=== RECORDS FOR THIS TASK ===
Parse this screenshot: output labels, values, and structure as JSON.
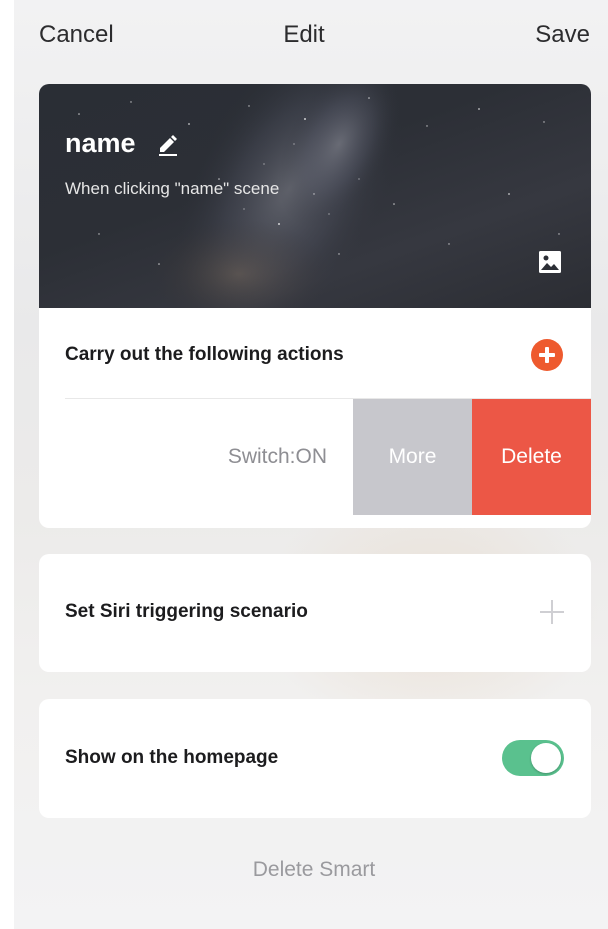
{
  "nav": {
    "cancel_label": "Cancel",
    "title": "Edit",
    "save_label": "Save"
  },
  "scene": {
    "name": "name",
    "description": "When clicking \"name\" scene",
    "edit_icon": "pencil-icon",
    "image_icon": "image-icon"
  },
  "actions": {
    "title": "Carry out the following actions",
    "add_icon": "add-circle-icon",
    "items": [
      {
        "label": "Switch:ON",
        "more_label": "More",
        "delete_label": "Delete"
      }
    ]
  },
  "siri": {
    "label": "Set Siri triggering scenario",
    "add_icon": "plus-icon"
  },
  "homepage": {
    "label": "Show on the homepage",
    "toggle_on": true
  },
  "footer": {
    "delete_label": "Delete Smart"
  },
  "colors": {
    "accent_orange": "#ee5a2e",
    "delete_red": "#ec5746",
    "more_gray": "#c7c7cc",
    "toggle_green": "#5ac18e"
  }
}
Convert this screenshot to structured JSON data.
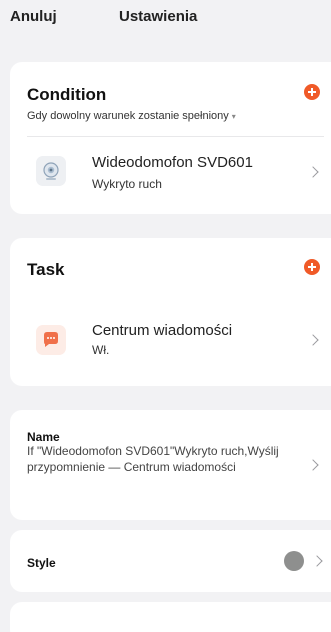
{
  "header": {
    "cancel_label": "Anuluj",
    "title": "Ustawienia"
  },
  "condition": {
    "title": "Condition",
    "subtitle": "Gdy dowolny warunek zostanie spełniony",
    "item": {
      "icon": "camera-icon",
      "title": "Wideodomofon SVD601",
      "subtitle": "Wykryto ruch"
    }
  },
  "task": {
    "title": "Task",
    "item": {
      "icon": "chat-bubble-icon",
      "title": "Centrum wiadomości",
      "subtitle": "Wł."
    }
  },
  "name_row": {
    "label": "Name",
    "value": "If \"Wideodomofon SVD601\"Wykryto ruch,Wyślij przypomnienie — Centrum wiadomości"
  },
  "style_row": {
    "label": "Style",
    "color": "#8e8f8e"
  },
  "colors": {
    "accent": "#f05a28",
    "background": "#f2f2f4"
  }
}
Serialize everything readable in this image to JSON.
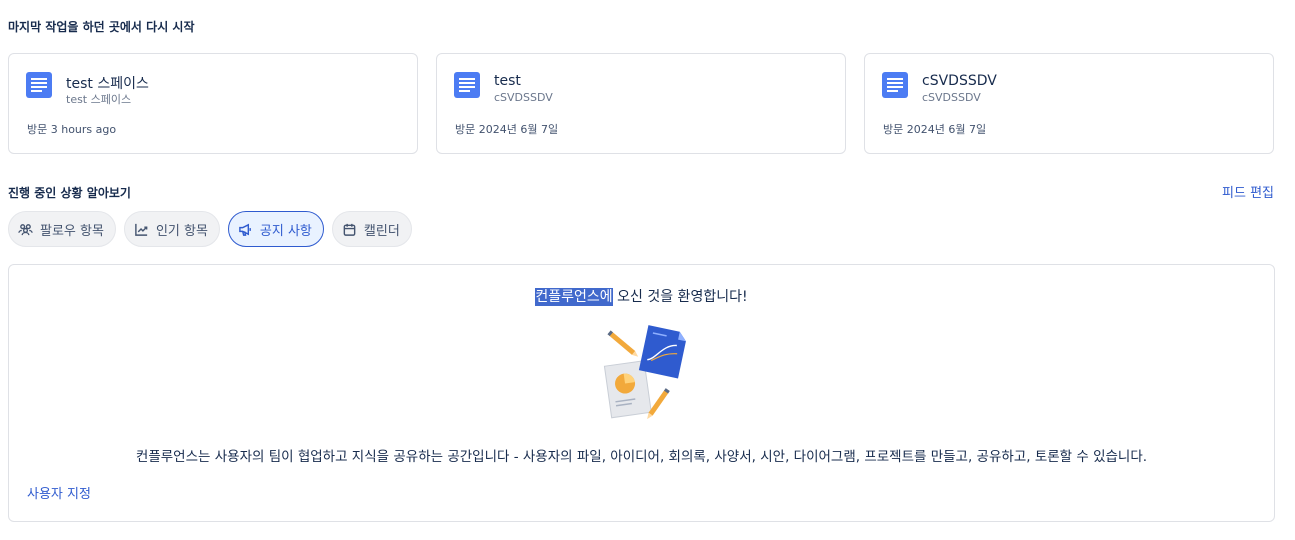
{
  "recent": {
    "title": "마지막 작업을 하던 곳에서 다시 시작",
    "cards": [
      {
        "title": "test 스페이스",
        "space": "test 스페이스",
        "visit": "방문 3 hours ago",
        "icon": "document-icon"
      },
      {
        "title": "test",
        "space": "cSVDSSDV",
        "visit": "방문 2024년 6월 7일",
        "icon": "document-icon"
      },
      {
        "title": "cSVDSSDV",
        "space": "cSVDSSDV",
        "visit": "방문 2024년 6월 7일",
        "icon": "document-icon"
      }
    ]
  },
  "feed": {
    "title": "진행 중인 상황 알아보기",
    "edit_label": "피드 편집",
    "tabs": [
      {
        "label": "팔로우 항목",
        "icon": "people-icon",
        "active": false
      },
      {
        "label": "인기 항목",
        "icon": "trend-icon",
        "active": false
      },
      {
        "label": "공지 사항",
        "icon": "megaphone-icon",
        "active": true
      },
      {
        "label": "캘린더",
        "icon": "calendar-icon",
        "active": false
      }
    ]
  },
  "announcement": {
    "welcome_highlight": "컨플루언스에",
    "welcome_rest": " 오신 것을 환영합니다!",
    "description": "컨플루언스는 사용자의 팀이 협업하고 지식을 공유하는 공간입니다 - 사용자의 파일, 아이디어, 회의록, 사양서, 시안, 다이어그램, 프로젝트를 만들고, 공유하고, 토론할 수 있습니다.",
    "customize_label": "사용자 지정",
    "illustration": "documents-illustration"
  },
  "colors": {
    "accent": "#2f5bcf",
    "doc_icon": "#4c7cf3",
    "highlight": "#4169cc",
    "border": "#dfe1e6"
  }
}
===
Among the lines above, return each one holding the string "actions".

  "actions": {
    "title": "Carry out the following actions",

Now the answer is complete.